It may not be artist-inspired, but it's a colorful design found on!  The students always comment on how "colorful" the dress is!  This dress comes and goes within 24 hours, so if you spot it, grab it right away!

Fun at the Book Faire, or any School Event Fashions

Any moment I get a chance to be creative with my wardrobe, I take it!  Our book fair theme this year was Medieval Times, so I asked if I could pep up the students for Ye Booke of Faire by dressing up in my Renfaire costume!  We totally had a blast decorating the hallway to look like a castle entrance!

Dressing up for Halloween?  Yes, please!  I know…I could have gone as a famous artist.  I decided to go as a character many of my students would know, Wyldstyle from the Lego Move!  
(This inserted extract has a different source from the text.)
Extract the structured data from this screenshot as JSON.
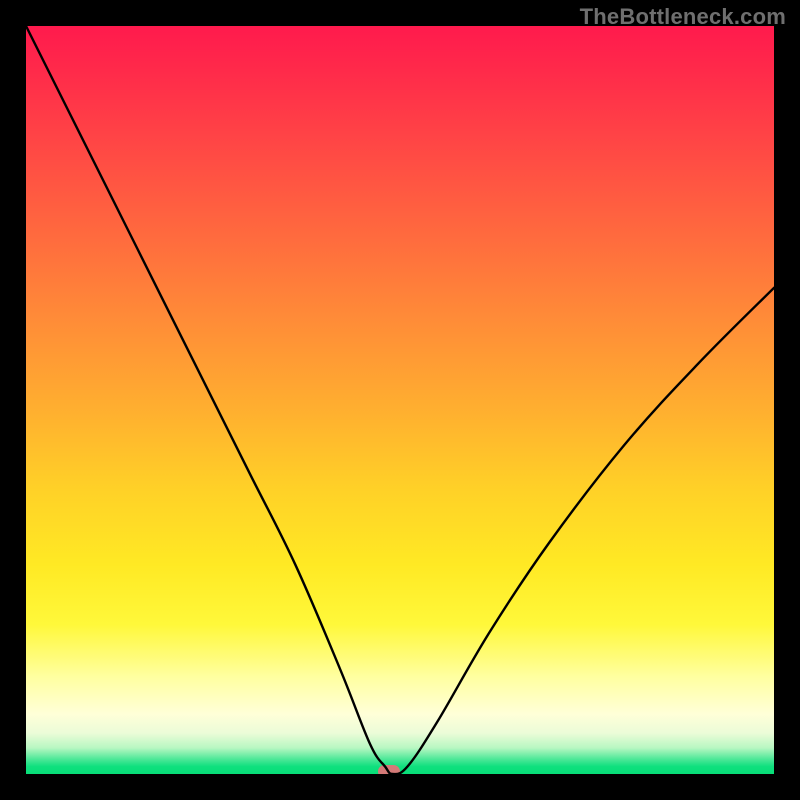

I did manage to paint the graffiti designs on the outfit for the event, and the students and I were singing how "everything was awesome!"

Color Day, Casual Friday, and Everyday Teacher Wear Fashions

I would like to thank Torrid for this wonderful Pop Art dress I found last year.  Unfortunately, I could find a link to the actual dress.  It's out of stock.  Maybe Ebay?  When my students enter and exit the room, I catch them saying, "Oh look!  A roller skate!  A skull!  Those words are cool!"

Here's another one from Nerd Alert Creations!  They have quite a few skirts with different art designs that are made to order!  Click here to view this skirt!

Here's another find from the Joe Brown collection on Simply Be.  It's a summer dress, but it's cute and colorful!  I don't see it on the website anymore, but outfits like these always pop up throughout the year!

For our Kindergarten color days, I had the perfect shirt for yellow day!  Mona Lisa!!!  This shirt was found from a company called Yizzam selling on  You can click here for their online store, and yes, they have all sizes!

Even on days you can wear jeans, I still wear my artsy shirts!  Here's another top from Yizzam on Amazon!  They carry tons of shirt with different artworks on them!

Art Teacher Accessories

 Would you like a pair of matching socks to go with that Van Gogh shirt?  Yes, please!  These can be found from Hot Sox on Amazon right here!

Here's a find I found from a seller on Etsy!  There are quite a few paint palette hair accessories from sellers on Etsy.  Click here to view a search of different types you may like!

Here's a list of different sellers on Etsy who make and sell paint palette earrings! This particular pair is currently sold by AzureAllure.

I started this collection back in 2010 from a seller at the Artisan Gallery at the annual NAEA conventions.  This collection was made by Jeanne Elmer and you can find her charms sold on Etsy here!  I do know that if you're going to the NAEA convention in NOLA this March, keep your eye open for the seller!

I plan on buying this next for my collection!  Nerd Alert Creation's Fine Art Print Scarf!  Click here for the link to see their scarf and store details!

 So remember the time I said I don't have time to make stuff?  This cape was made before I had my baby, so I actually had a moment to sew.  What art teacher wouldn't want their own superhero cape!  It's hanging in my classroom right now!

And lastly, I decided to add a permanent accessory to my collection, my paint palette tattoo.  I'm sure many of us have something permanent we love!

My students totally inspire me to continue to find new art-inspired pieces for my wardrobe.  So thank you to my fellow art teachers for your inspiration and enthusiasm.  It's good to see that others are as obsessed with collecting art-inspired fashion like I am.

And Cassie, you deserve a standing ovation!  You inspire art teachers around the country to show their true colors in fashion form!  Thank you!!!!

Where do you find your art teacher wardrobe?